Although the term "misdemeanor" applies to minor offenses, these charges play a considerable role in the U.S. criminal justice system. According to one expert, misdemeanor allegations and the sentences that often come with them only worsen the inequalities in American society.
In a book exploring criminal justice, Alexandria Natapoff, a one-time public defender, highlights how the long-term consequences of misdemeanor charges have harsher impacts on people who already face hardships. For instance, poorer people who can't afford attorneys still end up paying public defender fees. They also face the risk of being jailed when they can't pay their fines or having to wait behind bars for prolonged periods to see judges.
Court systems may also charge accused individuals fees for everything from DNA testing to supervision. What's more, groups like African Americans are more likely to get plea deals that carry harsh punishments while white defendants have a higher chance of getting severe charges dropped. Even though misdemeanor crimes are only punishable by up to a year's worth of incarceration, they make up 80 percent of the cases in American justice systems, and according to Natapoff, they're a massive source of revenue for local court systems.
Being convicted of a misdemeanor might have a number of adverse consequences. For instance, someone seeking a student loan, welfare benefits or employment might find it impossible to qualify after being found guilty. In addition, the fees they're charged while they're going through the justice system could result in them taking on permanent debt that makes life much harder.

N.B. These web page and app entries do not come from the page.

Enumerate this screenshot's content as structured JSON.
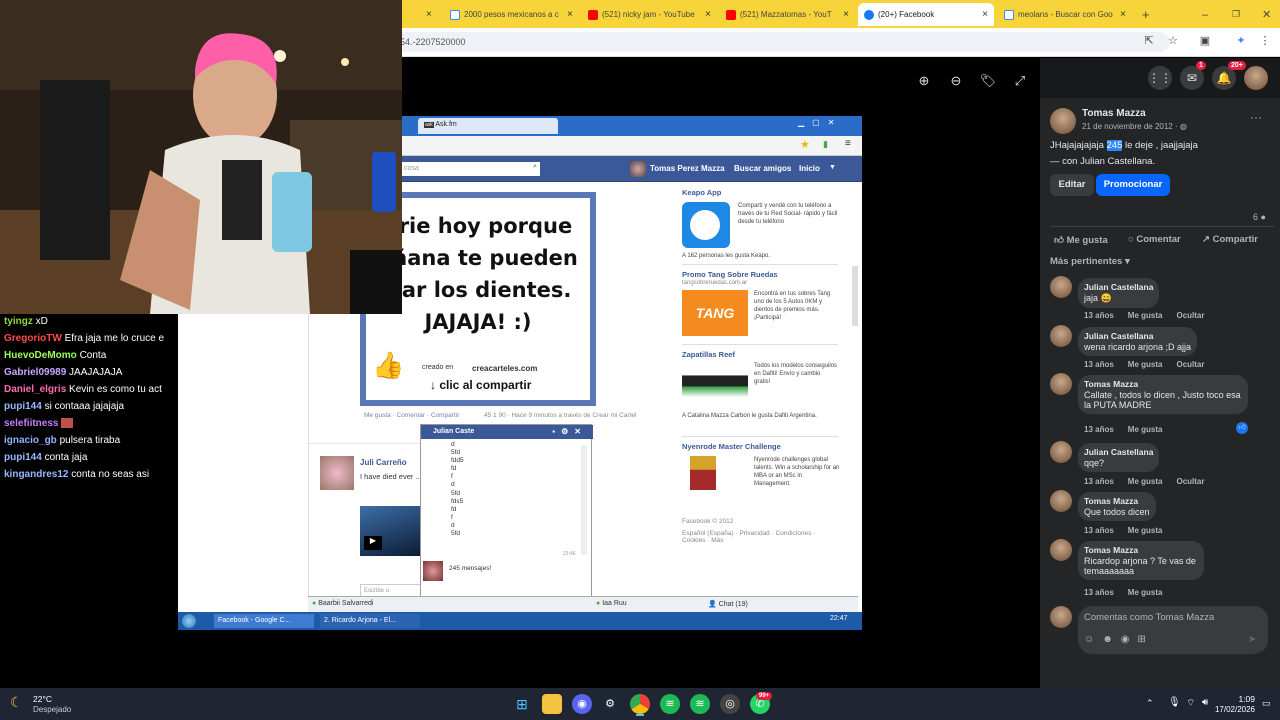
{
  "browser": {
    "tabs": [
      {
        "label": "2000 pesos mexicanos a c",
        "icon": "google-icon"
      },
      {
        "label": "(521) nicky jam - YouTube",
        "icon": "youtube-icon"
      },
      {
        "label": "(521) Mazzatomas - YouT",
        "icon": "youtube-icon"
      },
      {
        "label": "(20+) Facebook",
        "icon": "facebook-icon"
      },
      {
        "label": "meolans - Buscar con Goo",
        "icon": "google-icon"
      }
    ],
    "url_partial": "54.-2207520000"
  },
  "stream_chat": [
    {
      "user": "tyingz",
      "color": "#8fdc3a",
      "text": "xD"
    },
    {
      "user": "GregorioTW",
      "color": "#ff4b4b",
      "text": "Efra jaja me lo cruce e"
    },
    {
      "user": "HuevoDeMomo",
      "color": "#9bff5a",
      "text": "Conta"
    },
    {
      "user": "Gabriel09989",
      "color": "#c9a6ff",
      "text": "JAAJAJAJA"
    },
    {
      "user": "Daniel_elgris",
      "color": "#ff6bb1",
      "text": "Kevin es como tu act"
    },
    {
      "user": "pupi144",
      "color": "#9ab8ff",
      "text": "si contaaa jajajaja"
    },
    {
      "user": "selefiitness",
      "color": "#c77dff",
      "text": ""
    },
    {
      "user": "ignacio_gb",
      "color": "#8fb3ff",
      "text": "pulsera tiraba"
    },
    {
      "user": "pupi144",
      "color": "#9ab8ff",
      "text": "conta jaja"
    },
    {
      "user": "kingandres12",
      "color": "#9ab8ff",
      "text": "conta no seas asi"
    }
  ],
  "screenshot": {
    "tab_label": "Ask.fm",
    "profile_name": "Tomas Perez Mazza",
    "nav_find": "Buscar amigos",
    "nav_home": "Inicio",
    "search_placeholder": "cosa",
    "poster_lines": [
      "nrie hoy porque",
      "añana te pueden",
      "ltar los dientes.",
      "JAJAJA! :)"
    ],
    "poster_credit": "creado en",
    "poster_site": "creacarteles.com",
    "poster_cta": "clic al compartir",
    "post_actions": "Me gusta · Comentar · Compartir",
    "post_stats": "45   1   90 · Hace 9 minutos a través de Crear mi Cartel",
    "ads": [
      {
        "title": "Keapo App",
        "text": "Compartí y vendé con tu teléfono a través de tu Red Social- rápido y fácil desde tu teléfono",
        "foot": "A 162 personas les gusta Keapo."
      },
      {
        "title": "Promo Tang Sobre Ruedas",
        "sub": "tangsobreruedas.com.ar",
        "text": "Encontrá en tus sobres Tang uno de los 5 Autos 0KM y dientos de premios más. ¡Participá!",
        "logo": "TANG"
      },
      {
        "title": "Zapatillas Reef",
        "text": "Todos los modelos conseguilos en Dafiti! Envío y cambio gratis!",
        "foot": "A Catalina Mazza Carbon le gusta Dafiti Argentina."
      },
      {
        "title": "Nyenrode Master Challenge",
        "text": "Nyenrode challenges global talents. Win a scholarship for an MBA or an MSc in Management."
      }
    ],
    "footer": "Facebook © 2012",
    "footer_links": "Español (España) · Privacidad · Condiciones · Cookies · Más",
    "feed_name": "Juli Carreño",
    "feed_text": "I have died ever ... I have loved you for a ... ore.",
    "chat_name": "Julian Caste",
    "chat_lines": [
      "d",
      "5fd",
      "fdd5",
      "fd",
      "f",
      "d",
      "5fd",
      "fds5",
      "fd",
      "f",
      "d",
      "5fd"
    ],
    "chat_time": "23:46",
    "chat_count": "245 mensajes!",
    "chat_bar_items": [
      "Baarbii Salvarredi",
      "Iaa Ruu",
      "Chat (19)"
    ],
    "taskbar_items": [
      "Facebook - Google C...",
      "2. Ricardo Arjona - El..."
    ],
    "clock": "22:47",
    "feed_input": "Escribe u"
  },
  "facebook": {
    "badges": {
      "messenger": "1",
      "notifications": "20+"
    },
    "post": {
      "author": "Tomas Mazza",
      "date": "21 de noviembre de 2012 ·",
      "text_before": "JHajajajajaja",
      "text_highlight": "245",
      "text_after": "le deje , jaajjajaja",
      "tagged": "— con Julian Castellana.",
      "edit": "Editar",
      "promote": "Promocionar",
      "comment_count": "6",
      "like": "Me gusta",
      "comment": "Comentar",
      "share": "Compartir",
      "filter": "Más pertinentes"
    },
    "comments": [
      {
        "name": "Julian Castellana",
        "text": "jaja 😄",
        "age": "13 años",
        "like": "Me gusta",
        "hide": "Ocultar"
      },
      {
        "name": "Julian Castellana",
        "text": "wena ricardo arjona ;D ajja",
        "age": "13 años",
        "like": "Me gusta",
        "hide": "Ocultar"
      },
      {
        "name": "Tomas Mazza",
        "text": "Callate , todos lo dicen , Justo toco esa la PUTA MADRE",
        "age": "13 años",
        "like": "Me gusta",
        "hide": ""
      },
      {
        "name": "Julian Castellana",
        "text": "qqe?",
        "age": "13 años",
        "like": "Me gusta",
        "hide": "Ocultar"
      },
      {
        "name": "Tomas Mazza",
        "text": "Que todos dicen",
        "age": "13 años",
        "like": "Me gusta",
        "hide": ""
      },
      {
        "name": "Tomas Mazza",
        "text": "Ricardop arjona ? Te vas de temaaaaaaa",
        "age": "13 años",
        "like": "Me gusta",
        "hide": ""
      }
    ],
    "comment_placeholder": "Comentas como Tomas Mazza"
  },
  "taskbar": {
    "weather_temp": "22°C",
    "weather_desc": "Despejado",
    "time": "1:09",
    "date": "17/02/2026",
    "steam_badge": "99+"
  }
}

Talking to a criminal defense attorney may be a wise move. Experienced legal advisers might help accused individuals fight back against an unequal justice system by building stronger, evidence-based arguments. They may also pursue the reduction of charges to lessen the severity of sentences.